How do I access it?

  • Sign into the LIS Research Portal using the library password.  See Ms. Katy for the password. 
  • Select Gale Databases and use the password provided on the Research Portal to sign in.
  • Click on Science in Context. DO NOT start searching on the Cross-Searchable products page unless you want to search two databases at once. The results page for cross-searchable products is not as user friendly.
  • Start searching for resources!

How do I navigate it? 

Use the slideshow below to learn the basics of navigating Gale’s Science in Context database.

Extended Essay: Annotated Bibilographies

Research Process

Research Process

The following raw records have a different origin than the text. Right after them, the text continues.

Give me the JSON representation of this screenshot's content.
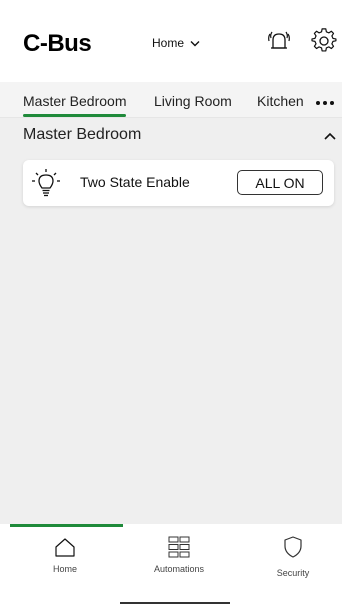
{
  "header": {
    "logo": "C-Bus",
    "location_selector": "Home"
  },
  "tabs": [
    {
      "label": "Master Bedroom",
      "active": true
    },
    {
      "label": "Living Room",
      "active": false
    },
    {
      "label": "Kitchen",
      "active": false
    }
  ],
  "section": {
    "title": "Master Bedroom"
  },
  "devices": [
    {
      "name": "Two State Enable",
      "action_label": "ALL ON",
      "icon": "lightbulb-icon"
    }
  ],
  "bottom_nav": {
    "items": [
      {
        "label": "Home",
        "icon": "home-icon",
        "active": true
      },
      {
        "label": "Automations",
        "icon": "grid-icon",
        "active": false
      },
      {
        "label": "Security",
        "icon": "shield-icon",
        "active": false
      }
    ]
  },
  "colors": {
    "accent": "#1f8a3a",
    "content_background": "#efefef",
    "tab_background": "#f4f4f4"
  }
}
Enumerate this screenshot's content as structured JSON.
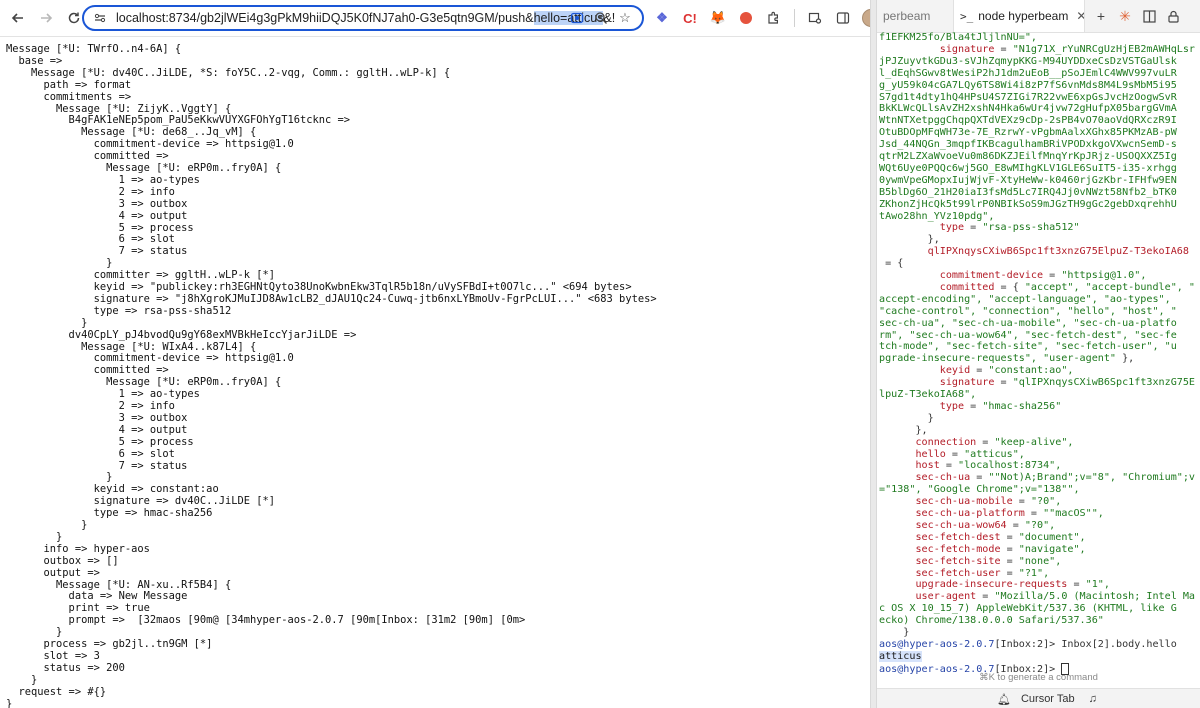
{
  "browser": {
    "back_icon": "arrow-left-icon",
    "forward_icon": "arrow-right-icon",
    "reload_icon": "reload-icon",
    "url_before": "localhost:8734/gb2jlWEi4g3gPkM9hiiDQJ5K0fNJ7ah0-G3e5qtn9GM/push&",
    "url_highlight": "hello=atticus",
    "url_after": "&!",
    "content_lines": [
      "Message [*U: TWrfO..n4-6A] {",
      "  base =>",
      "    Message [*U: dv40C..JiLDE, *S: foY5C..2-vqg, Comm.: ggltH..wLP-k] {",
      "      path => format",
      "      commitments =>",
      "        Message [*U: ZijyK..VggtY] {",
      "          B4gFAK1eNEp5pom_PaU5eKkwVUYXGFOhYgT16tcknc =>",
      "            Message [*U: de68_..Jq_vM] {",
      "              commitment-device => httpsig@1.0",
      "              committed =>",
      "                Message [*U: eRP0m..fry0A] {",
      "                  1 => ao-types",
      "                  2 => info",
      "                  3 => outbox",
      "                  4 => output",
      "                  5 => process",
      "                  6 => slot",
      "                  7 => status",
      "                }",
      "              committer => ggltH..wLP-k [*]",
      "              keyid => \"publickey:rh3EGHNtQyto38UnoKwbnEkw3TqlR5b18n/uVySFBdI+t0O7lc...\" <694 bytes>",
      "              signature => \"j8hXgroKJMuIJD8Aw1cLB2_dJAU1Qc24-Cuwq-jtb6nxLYBmoUv-FgrPcLUI...\" <683 bytes>",
      "              type => rsa-pss-sha512",
      "            }",
      "          dv40CpLY_pJ4bvodQu9gY68exMVBkHeIccYjarJiLDE =>",
      "            Message [*U: WIxA4..k87L4] {",
      "              commitment-device => httpsig@1.0",
      "              committed =>",
      "                Message [*U: eRP0m..fry0A] {",
      "                  1 => ao-types",
      "                  2 => info",
      "                  3 => outbox",
      "                  4 => output",
      "                  5 => process",
      "                  6 => slot",
      "                  7 => status",
      "                }",
      "              keyid => constant:ao",
      "              signature => dv40C..JiLDE [*]",
      "              type => hmac-sha256",
      "            }",
      "        }",
      "      info => hyper-aos",
      "      outbox => []",
      "      output =>",
      "        Message [*U: AN-xu..Rf5B4] {",
      "          data => New Message",
      "          print => true",
      "          prompt =>  [32maos [90m@ [34mhyper-aos-2.0.7 [90m[Inbox: [31m2 [90m] [0m>",
      "        }",
      "      process => gb2jl..tn9GM [*]",
      "      slot => 3",
      "      status => 200",
      "    }",
      "  request => #{}",
      "}"
    ]
  },
  "editor": {
    "tab_prev_label": "perbeam",
    "tab_active_label": "node hyperbeam",
    "status_hint": "⌘K to generate a command",
    "status_cursor_tab": "Cursor Tab",
    "terminal_lines": [
      [
        [
          "s",
          "f1EFKM25fo/Bla4tJljlnNU=\","
        ]
      ],
      [
        [
          "p",
          "          signature"
        ],
        [
          "n",
          " = "
        ],
        [
          "s",
          "\"N1g71X_rYuNRCgUzHjEB2mAWHqLsr"
        ]
      ],
      [
        [
          "s",
          "jPJZuyvtkGDu3-sVJhZqmypKKG-M94UYDDxeCsDzVSTGaUlsk"
        ]
      ],
      [
        [
          "s",
          "l_dEqhSGwv8tWesiP2hJ1dm2uEoB__pSoJEmlC4WWV997vuLR"
        ]
      ],
      [
        [
          "s",
          "g_yU59k04cGA7LQy6TS8Wi4i8zP7fS6vnMds8M4L9sMbM5i95"
        ]
      ],
      [
        [
          "s",
          "S7gd1t4dty1hQ4HPsU4S7ZIGi7R22vwE6xpGsJvcHzOogwSvR"
        ]
      ],
      [
        [
          "s",
          "BkKLWcQLlsAvZH2xshN4Hka6wUr4jvw72gHufpX05bargGVmA"
        ]
      ],
      [
        [
          "s",
          "WtnNTXetpggChqpQXTdVEXz9cDp-2sPB4vO70aoVdQRXczR9I"
        ]
      ],
      [
        [
          "s",
          "OtuBDOpMFqWH73e-7E_RzrwY-vPgbmAalxXGhx85PKMzAB-pW"
        ]
      ],
      [
        [
          "s",
          "Jsd_44NQGn_3mqpfIKBcagulhamBRiVPODxkgoVXwcnSemD-s"
        ]
      ],
      [
        [
          "s",
          "qtrM2LZXaWvoeVu0m86DKZJEilfMnqYrKpJRjz-USOQXXZ5Ig"
        ]
      ],
      [
        [
          "s",
          "WQt6Uye0PQQc6wj5GO_E8wMIhgKLV1GLE6SuIT5-i35-xrhgg"
        ]
      ],
      [
        [
          "s",
          "0ywmVpeGMopxIujWjvF-XtyHeWw-k0460rjGzKbr-IFHfw9EN"
        ]
      ],
      [
        [
          "s",
          "B5blDg6O_21H20iaI3fsMd5Lc7IRQ4Jj0vNWzt58Nfb2_bTK0"
        ]
      ],
      [
        [
          "s",
          "ZKhonZjHcQk5t99lrP0NBIkSoS9mJGzTH9gGc2gebDxqrehhU"
        ]
      ],
      [
        [
          "s",
          "tAwo28hn_YVz10pdg\","
        ]
      ],
      [
        [
          "p",
          "          type"
        ],
        [
          "n",
          " = "
        ],
        [
          "s",
          "\"rsa-pss-sha512\""
        ]
      ],
      [
        [
          "n",
          "        },"
        ]
      ],
      [
        [
          "p",
          "        qlIPXnqysCXiwB6Spc1ft3xnzG75ElpuZ-T3ekoIA68"
        ]
      ],
      [
        [
          "n",
          " = {"
        ]
      ],
      [
        [
          "p",
          "          commitment-device"
        ],
        [
          "n",
          " = "
        ],
        [
          "s",
          "\"httpsig@1.0\","
        ]
      ],
      [
        [
          "p",
          "          committed"
        ],
        [
          "n",
          " = { "
        ],
        [
          "s",
          "\"accept\", \"accept-bundle\", \""
        ]
      ],
      [
        [
          "s",
          "accept-encoding\", \"accept-language\", \"ao-types\","
        ]
      ],
      [
        [
          "s",
          "\"cache-control\", \"connection\", \"hello\", \"host\", \""
        ]
      ],
      [
        [
          "s",
          "sec-ch-ua\", \"sec-ch-ua-mobile\", \"sec-ch-ua-platfo"
        ]
      ],
      [
        [
          "s",
          "rm\", \"sec-ch-ua-wow64\", \"sec-fetch-dest\", \"sec-fe"
        ]
      ],
      [
        [
          "s",
          "tch-mode\", \"sec-fetch-site\", \"sec-fetch-user\", \"u"
        ]
      ],
      [
        [
          "s",
          "pgrade-insecure-requests\", \"user-agent\""
        ],
        [
          "n",
          " },"
        ]
      ],
      [
        [
          "p",
          "          keyid"
        ],
        [
          "n",
          " = "
        ],
        [
          "s",
          "\"constant:ao\","
        ]
      ],
      [
        [
          "p",
          "          signature"
        ],
        [
          "n",
          " = "
        ],
        [
          "s",
          "\"qlIPXnqysCXiwB6Spc1ft3xnzG75E"
        ]
      ],
      [
        [
          "s",
          "lpuZ-T3ekoIA68\","
        ]
      ],
      [
        [
          "p",
          "          type"
        ],
        [
          "n",
          " = "
        ],
        [
          "s",
          "\"hmac-sha256\""
        ]
      ],
      [
        [
          "n",
          "        }"
        ]
      ],
      [
        [
          "n",
          "      },"
        ]
      ],
      [
        [
          "p",
          "      connection"
        ],
        [
          "n",
          " = "
        ],
        [
          "s",
          "\"keep-alive\","
        ]
      ],
      [
        [
          "p",
          "      hello"
        ],
        [
          "n",
          " = "
        ],
        [
          "s",
          "\"atticus\","
        ]
      ],
      [
        [
          "p",
          "      host"
        ],
        [
          "n",
          " = "
        ],
        [
          "s",
          "\"localhost:8734\","
        ]
      ],
      [
        [
          "p",
          "      sec-ch-ua"
        ],
        [
          "n",
          " = "
        ],
        [
          "s",
          "\"\"Not)A;Brand\";v=\"8\", \"Chromium\";v"
        ]
      ],
      [
        [
          "s",
          "=\"138\", \"Google Chrome\";v=\"138\"\","
        ]
      ],
      [
        [
          "p",
          "      sec-ch-ua-mobile"
        ],
        [
          "n",
          " = "
        ],
        [
          "s",
          "\"?0\","
        ]
      ],
      [
        [
          "p",
          "      sec-ch-ua-platform"
        ],
        [
          "n",
          " = "
        ],
        [
          "s",
          "\"\"macOS\"\","
        ]
      ],
      [
        [
          "p",
          "      sec-ch-ua-wow64"
        ],
        [
          "n",
          " = "
        ],
        [
          "s",
          "\"?0\","
        ]
      ],
      [
        [
          "p",
          "      sec-fetch-dest"
        ],
        [
          "n",
          " = "
        ],
        [
          "s",
          "\"document\","
        ]
      ],
      [
        [
          "p",
          "      sec-fetch-mode"
        ],
        [
          "n",
          " = "
        ],
        [
          "s",
          "\"navigate\","
        ]
      ],
      [
        [
          "p",
          "      sec-fetch-site"
        ],
        [
          "n",
          " = "
        ],
        [
          "s",
          "\"none\","
        ]
      ],
      [
        [
          "p",
          "      sec-fetch-user"
        ],
        [
          "n",
          " = "
        ],
        [
          "s",
          "\"?1\","
        ]
      ],
      [
        [
          "p",
          "      upgrade-insecure-requests"
        ],
        [
          "n",
          " = "
        ],
        [
          "s",
          "\"1\","
        ]
      ],
      [
        [
          "p",
          "      user-agent"
        ],
        [
          "n",
          " = "
        ],
        [
          "s",
          "\"Mozilla/5.0 (Macintosh; Intel Ma"
        ]
      ],
      [
        [
          "s",
          "c OS X 10_15_7) AppleWebKit/537.36 (KHTML, like G"
        ]
      ],
      [
        [
          "s",
          "ecko) Chrome/138.0.0.0 Safari/537.36\""
        ]
      ],
      [
        [
          "n",
          "    }"
        ]
      ],
      [
        [
          "q",
          "aos@hyper-aos-2.0.7"
        ],
        [
          "n",
          "[Inbox:2]> Inbox[2].body.hello"
        ]
      ],
      [
        [
          "h",
          "atticus"
        ]
      ],
      [
        [
          "q",
          "aos@hyper-aos-2.0.7"
        ],
        [
          "n",
          "[Inbox:2]> "
        ],
        [
          "c",
          ""
        ]
      ]
    ]
  }
}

Congratulations! In the wilds of Extended Essay, you are in the thick of it. Having moved through the Pre-Search stage (Deciding your Topic, Figuring out what you need to know,  Developing your Research Question) you are now deep into the Research stage.

This means finding, organizing, and evaluating your resources. It also means your Annotated Bibliography is due on April 16th.

What is an annotated bibliography? 

According to the Purdue Online Writing Lab, a “bibliography is a list of sources (books, journals, Web sites, periodicals, etc.) one has used for researching a topic. An annotation is a summary and/or evaluation. Therefore, an annotated bibliography includes a summary and/or evaluation of each of the sources.”

In three to five sentences, the annotations in your bibliography should

  • Summarize: In one to two sentences, detail the main arguments, the topics covered, the overall point of this resource.
  • Assess: In one to two sentences, evaluate the reliability, usefulness, and bias of this source.  Think about the goal of the writers of this resource. Keep the C.R.A.A.P. method in mind when assessing your resource.  
  • Reflect: In one sentence, describe how this resource fits into your research: What is it helpful? How does it shape your argument? How has it impacted your thoughts on your topic?  What questions do you have now? 

Sample Annotated Bibliographies

Creating and Sharing your Annotated Bibliography – Your annotated bibliography needs to be a in a digital format you can share with your supervisor, Mr. Rancic and Ms. Katy. You must use one of the two options below.  If you don’t know how to use these tools, see Ms. Katy during Extended Essay Office Hours on mondays at 3:00 in the secondary library.

  • NoodleTools – This is a student research platform with Integrated tools for note-takingoutliningcitationdocument archiving/annotation, and collaborative research and writing.
  • Google Docs – Create a Document online using Google Drive.  This requires an account with Google.